-------- PROVIDED INFORMATION --------

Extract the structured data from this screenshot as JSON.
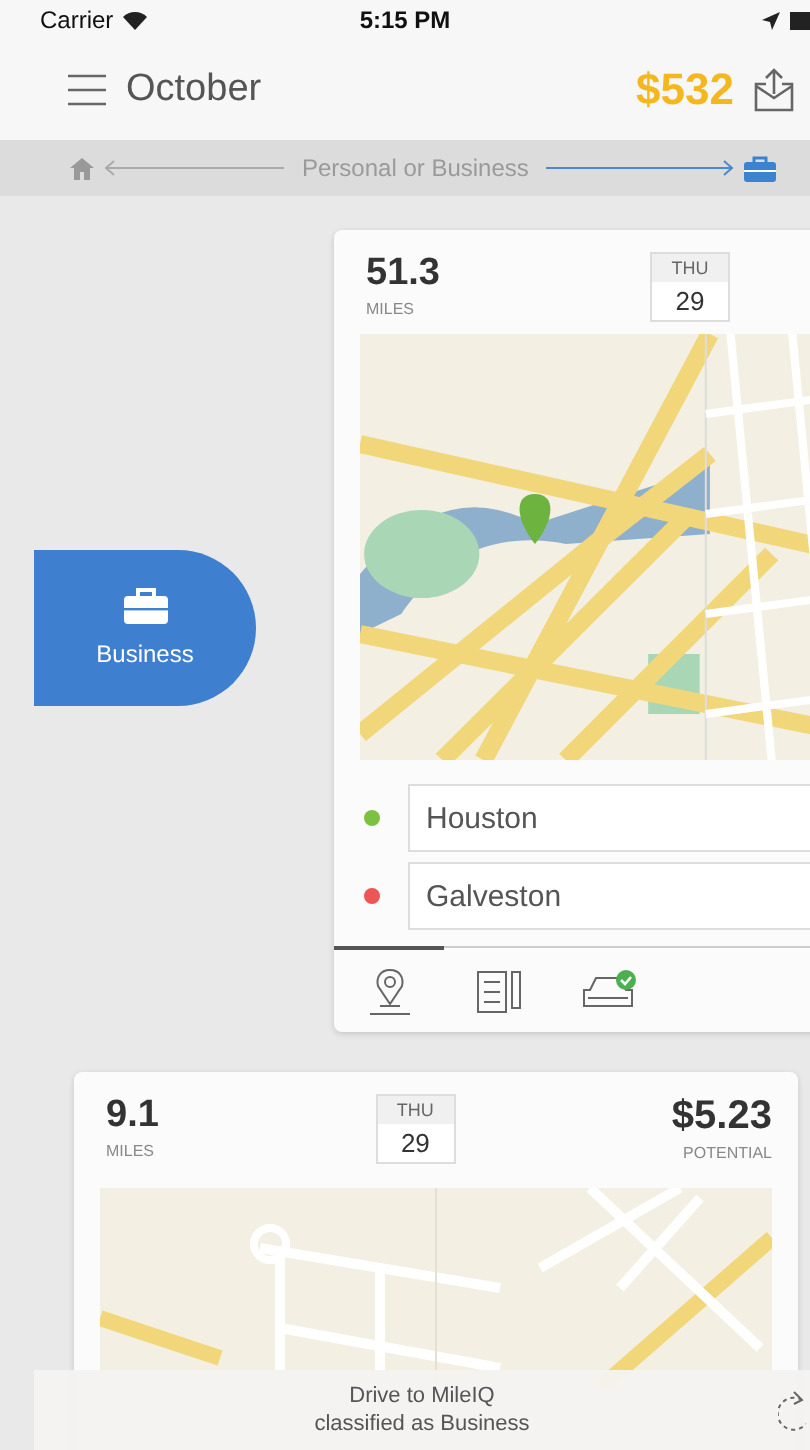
{
  "status_bar": {
    "carrier": "Carrier",
    "time": "5:15 PM"
  },
  "header": {
    "title": "October",
    "total": "$532"
  },
  "classify_banner": {
    "label": "Personal or Business"
  },
  "business_button": {
    "label": "Business"
  },
  "drives": [
    {
      "distance": "51.3",
      "unit": "MILES",
      "day": "THU",
      "date": "29",
      "start": "Houston",
      "end": "Galveston",
      "tabs": [
        {
          "kind": "route",
          "selected": true
        },
        {
          "kind": "notes",
          "selected": false
        },
        {
          "kind": "vehicle",
          "selected": false
        }
      ]
    },
    {
      "distance": "9.1",
      "unit": "MILES",
      "day": "THU",
      "date": "29",
      "value": "$5.23",
      "value_label": "POTENTIAL"
    }
  ],
  "toast": {
    "line_1": "Drive to MileIQ",
    "line_2": "classified as Business"
  }
}
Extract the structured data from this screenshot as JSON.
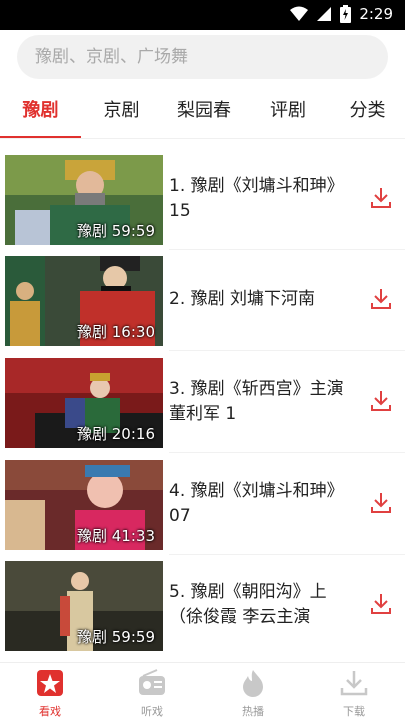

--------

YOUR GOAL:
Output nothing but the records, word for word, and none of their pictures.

OUTPUT OF THE EXERCISE:
Extract the structured data from this screenshot as JSON.
{
  "status_bar": {
    "carrier": "Carrier",
    "time": "5:15 PM"
  },
  "header": {
    "title": "October",
    "total": "$532"
  },
  "classify_banner": {
    "label": "Personal or Business"
  },
  "business_button": {
    "label": "Business"
  },
  "drives": [
    {
      "distance": "51.3",
      "unit": "MILES",
      "day": "THU",
      "date": "29",
      "start": "Houston",
      "end": "Galveston",
      "tabs": [
        {
          "kind": "route",
          "selected": true
        },
        {
          "kind": "notes",
          "selected": false
        },
        {
          "kind": "vehicle",
          "selected": false
        }
      ]
    },
    {
      "distance": "9.1",
      "unit": "MILES",
      "day": "THU",
      "date": "29",
      "value": "$5.23",
      "value_label": "POTENTIAL"
    }
  ],
  "toast": {
    "line_1": "Drive to MileIQ",
    "line_2": "classified as Business"
  }
}
Extract the structured data from this screenshot as JSON.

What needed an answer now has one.